Interview with Paterson Joseph on Noughts + Crosses
Noughts + Crosses The much anticipated adaptation of book one of Malorie Blackman's award-winning young adult series
Paterson Joseph plays Kamal Hadley in Noughts + Crosses.
What were the challenges of taking on the role of Kamal Hadley?
That is somewhere I have never had to go with any character I have played before, so that fascinated me. Kamal is a slick politician with a very firm idea of what he wants the country to be and that country is black ruled. The white population, or as they are referred to in our story, the Noughts, have no say in how things are run.
People who read Malorie Blackman’s books are of an age where they are now the adults watching it at home and we wouldn’t want to disappoint them with something so different. But at the same time they are not children anymore, they are fully grown participants in society and they want to know about the politics, the food, the music and fashion, how people negotiate work and what the class system is like.
That is what we are attempting to do with this adaptation - to broaden it out for a more adult audience, so we can see that this is the way the world is structured. And that is why Sephy and Callum are going through what they are going through.
Can you describe the alternative world that this drama is set within, and how it was created?
It's politically quite hot. Filming in South Africa you are in an ex-apartheid country doing a show about apartheid in reverse. There are so many small moments that a lot of people wouldn’t think about, like the fact that flesh coloured plasters are not the flesh colour of anyone but white people. It is an insidious, tiny, incremental knock to you as a citizen of any country to be told what normal is in those casual ways.
There a lot of tiny things like that: the clothes you wear, the colour of them, the way you speak, things that are so important to us in Britain particularly when designating who is who, where they have come from, what their job likely is, where they live, their level of education and all the things we break down just from hearing someone speak or seeing them come into a room. Working on this drama has exercised all of our minds and made us super aware of everything.
Do you have a stand-out moment from the shoot?
What is your understanding of Kamal, and how do you make sense of his heinous behaviour?
Starting with his name, Hadley - this is such an English sounding name, I figured there must have been a white man who was part of his family line. Knowing that could, if you become radicalised about race, lead you to want to reject it, and that is part of his motivation. It was part of my justification as to why he has that blind side to the Noughts. He is denying a major part of his DNA in order to - he believes - fulfil his bigger destiny which is the establishment of a black superpower.
The other factor is his emotional past. That story is about something to do with his own heart and having to kill a part of himself in order to fulfil what he thinks is his destiny, which leads him to be a cold character towards most people except Sephy.
Tell us about the relationship between Kamal and Sephy.

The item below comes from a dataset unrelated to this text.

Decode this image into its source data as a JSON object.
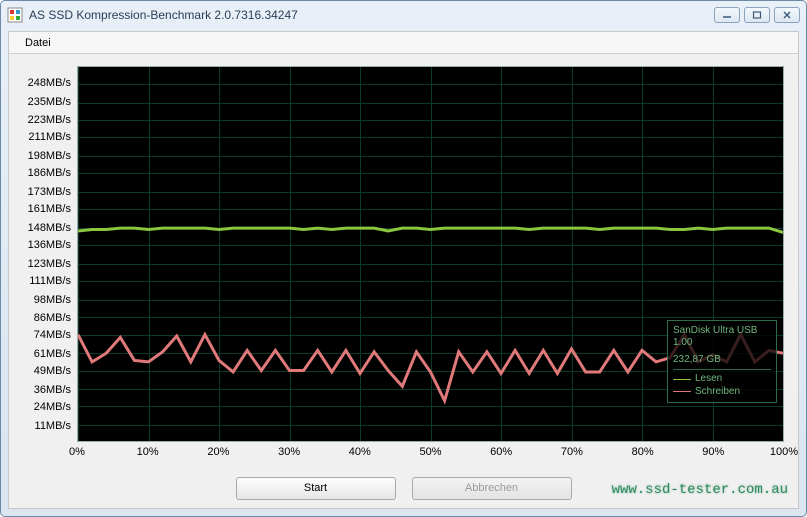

That was heartbreaking because our relationship is very close and warm, unlike Kamal's relationship with Minerva (Kiké Brimah), Sephy’s older sister, and Jasmine (Bonnie Mbuli), his wife, which are casual and almost cold. Sephy brings out the joy of fatherhood in Kamal, she is smart and sensitive, and she is obedient up until this story kicks off. Her ambitions are likely political which Kamal is very pleased about, and then it all turns sour because of, in Kamal’s eyes, the McGregors - the bane of his life.
Are you prepared for audiences to dislike Kamal?
March 4, 2020 4:15am ET by BBC One